It didn't take long - the first morning of the first day, in fact - for the shocking reality to hit home.
The three-day public hearing into the drug Ice at East Maitland was always going to be eye-opening, and sure enough, it delivered.
Within half an hour Sally Dowling SC revealed that the use of methamphetamine in Maitland and Cessnock was double the state average.
Inside an hour we learn that young children are being "desensitised" to methamphetamines by older family members. And we learn of a 14-year-old girl who was using date site Tinder to obtain drugs, paying for them with sex.
A witness reveals that children as young as 12 are using the drug, with some becoming "trapped" in predatory relationships with drug dealers and suppliers.
Think of it: the most addictive drug mankind has had to deal with in the hands of 12-year-olds.
The thought is heart-breaking. Yet we shouldn't be surprised. We were warned.
All the indications are that this hearing will be a lot like the Royal Commission into child sex abuse in the church - confronting, unpalatable ... and necessary.

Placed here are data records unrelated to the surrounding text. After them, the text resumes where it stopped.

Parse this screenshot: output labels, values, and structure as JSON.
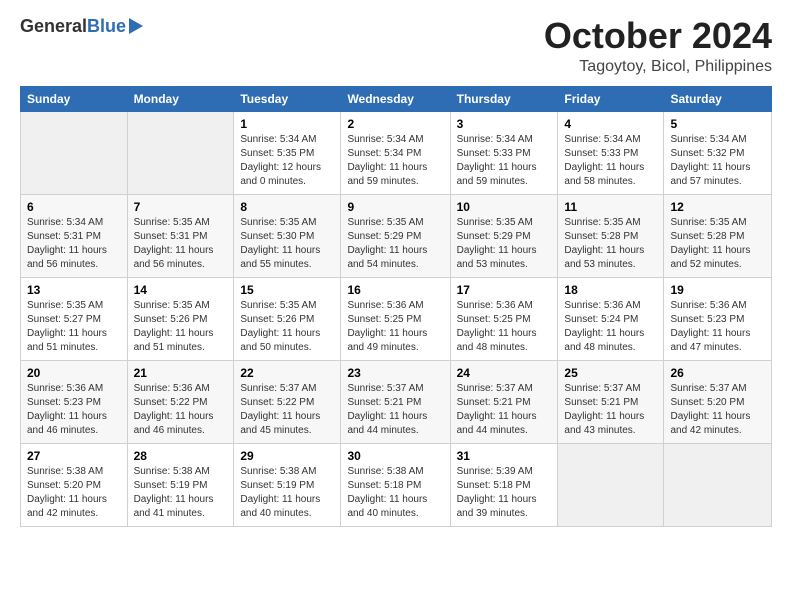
{
  "header": {
    "logo_general": "General",
    "logo_blue": "Blue",
    "month": "October 2024",
    "location": "Tagoytoy, Bicol, Philippines"
  },
  "columns": [
    "Sunday",
    "Monday",
    "Tuesday",
    "Wednesday",
    "Thursday",
    "Friday",
    "Saturday"
  ],
  "weeks": [
    [
      {
        "day": "",
        "detail": ""
      },
      {
        "day": "",
        "detail": ""
      },
      {
        "day": "1",
        "detail": "Sunrise: 5:34 AM\nSunset: 5:35 PM\nDaylight: 12 hours\nand 0 minutes."
      },
      {
        "day": "2",
        "detail": "Sunrise: 5:34 AM\nSunset: 5:34 PM\nDaylight: 11 hours\nand 59 minutes."
      },
      {
        "day": "3",
        "detail": "Sunrise: 5:34 AM\nSunset: 5:33 PM\nDaylight: 11 hours\nand 59 minutes."
      },
      {
        "day": "4",
        "detail": "Sunrise: 5:34 AM\nSunset: 5:33 PM\nDaylight: 11 hours\nand 58 minutes."
      },
      {
        "day": "5",
        "detail": "Sunrise: 5:34 AM\nSunset: 5:32 PM\nDaylight: 11 hours\nand 57 minutes."
      }
    ],
    [
      {
        "day": "6",
        "detail": "Sunrise: 5:34 AM\nSunset: 5:31 PM\nDaylight: 11 hours\nand 56 minutes."
      },
      {
        "day": "7",
        "detail": "Sunrise: 5:35 AM\nSunset: 5:31 PM\nDaylight: 11 hours\nand 56 minutes."
      },
      {
        "day": "8",
        "detail": "Sunrise: 5:35 AM\nSunset: 5:30 PM\nDaylight: 11 hours\nand 55 minutes."
      },
      {
        "day": "9",
        "detail": "Sunrise: 5:35 AM\nSunset: 5:29 PM\nDaylight: 11 hours\nand 54 minutes."
      },
      {
        "day": "10",
        "detail": "Sunrise: 5:35 AM\nSunset: 5:29 PM\nDaylight: 11 hours\nand 53 minutes."
      },
      {
        "day": "11",
        "detail": "Sunrise: 5:35 AM\nSunset: 5:28 PM\nDaylight: 11 hours\nand 53 minutes."
      },
      {
        "day": "12",
        "detail": "Sunrise: 5:35 AM\nSunset: 5:28 PM\nDaylight: 11 hours\nand 52 minutes."
      }
    ],
    [
      {
        "day": "13",
        "detail": "Sunrise: 5:35 AM\nSunset: 5:27 PM\nDaylight: 11 hours\nand 51 minutes."
      },
      {
        "day": "14",
        "detail": "Sunrise: 5:35 AM\nSunset: 5:26 PM\nDaylight: 11 hours\nand 51 minutes."
      },
      {
        "day": "15",
        "detail": "Sunrise: 5:35 AM\nSunset: 5:26 PM\nDaylight: 11 hours\nand 50 minutes."
      },
      {
        "day": "16",
        "detail": "Sunrise: 5:36 AM\nSunset: 5:25 PM\nDaylight: 11 hours\nand 49 minutes."
      },
      {
        "day": "17",
        "detail": "Sunrise: 5:36 AM\nSunset: 5:25 PM\nDaylight: 11 hours\nand 48 minutes."
      },
      {
        "day": "18",
        "detail": "Sunrise: 5:36 AM\nSunset: 5:24 PM\nDaylight: 11 hours\nand 48 minutes."
      },
      {
        "day": "19",
        "detail": "Sunrise: 5:36 AM\nSunset: 5:23 PM\nDaylight: 11 hours\nand 47 minutes."
      }
    ],
    [
      {
        "day": "20",
        "detail": "Sunrise: 5:36 AM\nSunset: 5:23 PM\nDaylight: 11 hours\nand 46 minutes."
      },
      {
        "day": "21",
        "detail": "Sunrise: 5:36 AM\nSunset: 5:22 PM\nDaylight: 11 hours\nand 46 minutes."
      },
      {
        "day": "22",
        "detail": "Sunrise: 5:37 AM\nSunset: 5:22 PM\nDaylight: 11 hours\nand 45 minutes."
      },
      {
        "day": "23",
        "detail": "Sunrise: 5:37 AM\nSunset: 5:21 PM\nDaylight: 11 hours\nand 44 minutes."
      },
      {
        "day": "24",
        "detail": "Sunrise: 5:37 AM\nSunset: 5:21 PM\nDaylight: 11 hours\nand 44 minutes."
      },
      {
        "day": "25",
        "detail": "Sunrise: 5:37 AM\nSunset: 5:21 PM\nDaylight: 11 hours\nand 43 minutes."
      },
      {
        "day": "26",
        "detail": "Sunrise: 5:37 AM\nSunset: 5:20 PM\nDaylight: 11 hours\nand 42 minutes."
      }
    ],
    [
      {
        "day": "27",
        "detail": "Sunrise: 5:38 AM\nSunset: 5:20 PM\nDaylight: 11 hours\nand 42 minutes."
      },
      {
        "day": "28",
        "detail": "Sunrise: 5:38 AM\nSunset: 5:19 PM\nDaylight: 11 hours\nand 41 minutes."
      },
      {
        "day": "29",
        "detail": "Sunrise: 5:38 AM\nSunset: 5:19 PM\nDaylight: 11 hours\nand 40 minutes."
      },
      {
        "day": "30",
        "detail": "Sunrise: 5:38 AM\nSunset: 5:18 PM\nDaylight: 11 hours\nand 40 minutes."
      },
      {
        "day": "31",
        "detail": "Sunrise: 5:39 AM\nSunset: 5:18 PM\nDaylight: 11 hours\nand 39 minutes."
      },
      {
        "day": "",
        "detail": ""
      },
      {
        "day": "",
        "detail": ""
      }
    ]
  ]
}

Detective Superintendent Craig Jackson (pictured) described ice as the most damaging drug he has seen in his three decades of policing.
"I've been a cop for 31 years ... and for mine anyway ice is the worst drug we've seen, the worst drug we've encountered," the Port Stephens-Hunter Police District Commander said. "It seems to be more potent. The addictive qualities appear to be more extreme."

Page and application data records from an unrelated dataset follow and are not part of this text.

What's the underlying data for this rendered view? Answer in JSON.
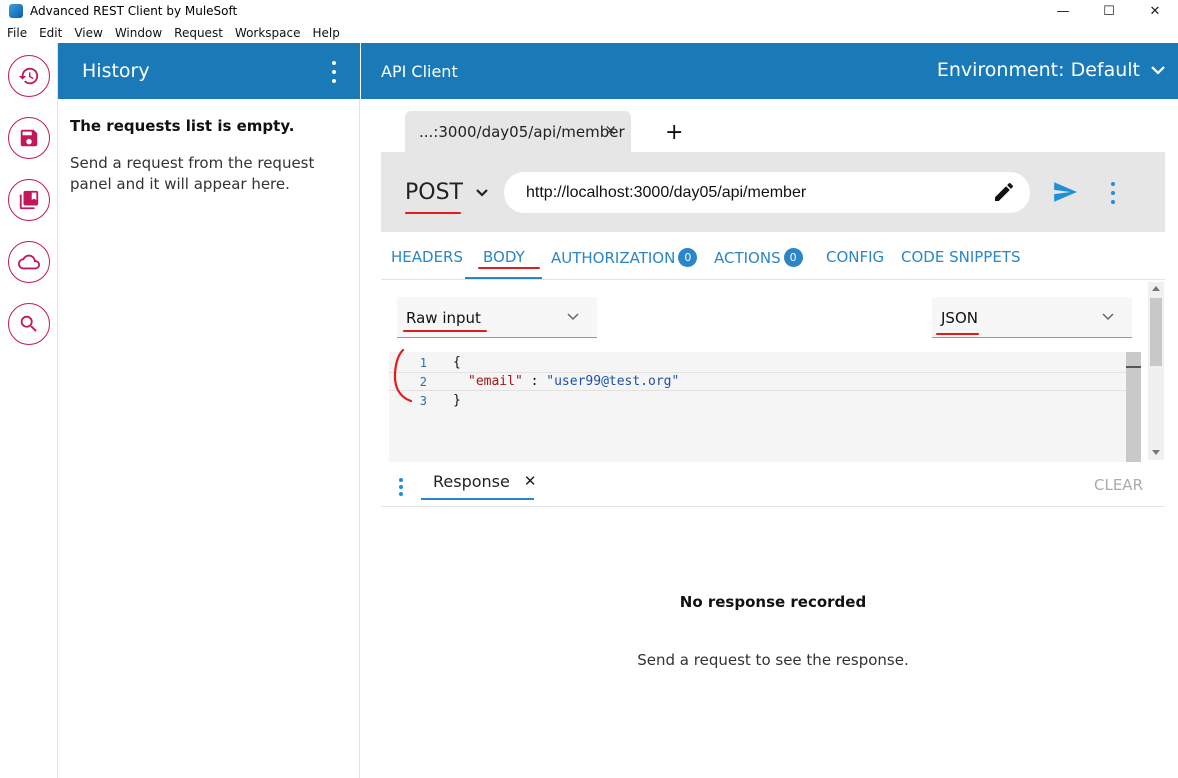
{
  "window": {
    "title": "Advanced REST Client by MuleSoft",
    "controls": [
      "—",
      "☐",
      "✕"
    ]
  },
  "menu": [
    "File",
    "Edit",
    "View",
    "Window",
    "Request",
    "Workspace",
    "Help"
  ],
  "rail": {
    "icons": [
      "history-icon",
      "save-icon",
      "library-icon",
      "cloud-icon",
      "search-icon"
    ],
    "accent": "#c2185b"
  },
  "history": {
    "title": "History",
    "empty_title": "The requests list is empty.",
    "empty_text": "Send a request from the request panel and it will appear here."
  },
  "header": {
    "title": "API Client",
    "environment": "Environment: Default",
    "color": "#1a7ab8"
  },
  "request": {
    "tab_label": "...:3000/day05/api/member",
    "tab_close": "×",
    "add_tab": "+",
    "method": "POST",
    "url": "http://localhost:3000/day05/api/member"
  },
  "body_tabs": {
    "headers": "HEADERS",
    "body": "BODY",
    "authorization": "AUTHORIZATION",
    "authorization_count": "0",
    "actions": "ACTIONS",
    "actions_count": "0",
    "config": "CONFIG",
    "code_snippets": "CODE SNIPPETS",
    "active": "BODY"
  },
  "editor": {
    "mode": "Raw input",
    "content_type": "JSON",
    "lines": [
      {
        "num": "1",
        "text": "{"
      },
      {
        "num": "2",
        "key": "\"email\"",
        "sep": " : ",
        "value": "\"user99@test.org\""
      },
      {
        "num": "3",
        "text": "}"
      }
    ]
  },
  "response": {
    "tab_label": "Response",
    "tab_close": "✕",
    "clear": "CLEAR",
    "empty_title": "No response recorded",
    "empty_text": "Send a request to see the response."
  }
}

Anne-Marie Connelly, of Family and Community Services, Cessnock, said the cost of ice had halved over five years, making it even more accessible.
"It appears to have increased appearance in schools in the area. It's just a more cost-effective drug than other substances," she said.
Earlier this week our sister paper the Newcastle Herald told the story of Cardiff woman Robyn Lewis. A long time ice addict, she described the drug like this: "With ice (the decline) is quite quick ... it just ravages people. It takes their minds, it's crazy. "
If we as a society are going to be able to combat this drug, to offer any sort of meaningful help for people caught in its grip, we need to hear these things.
As frightening as it sounds.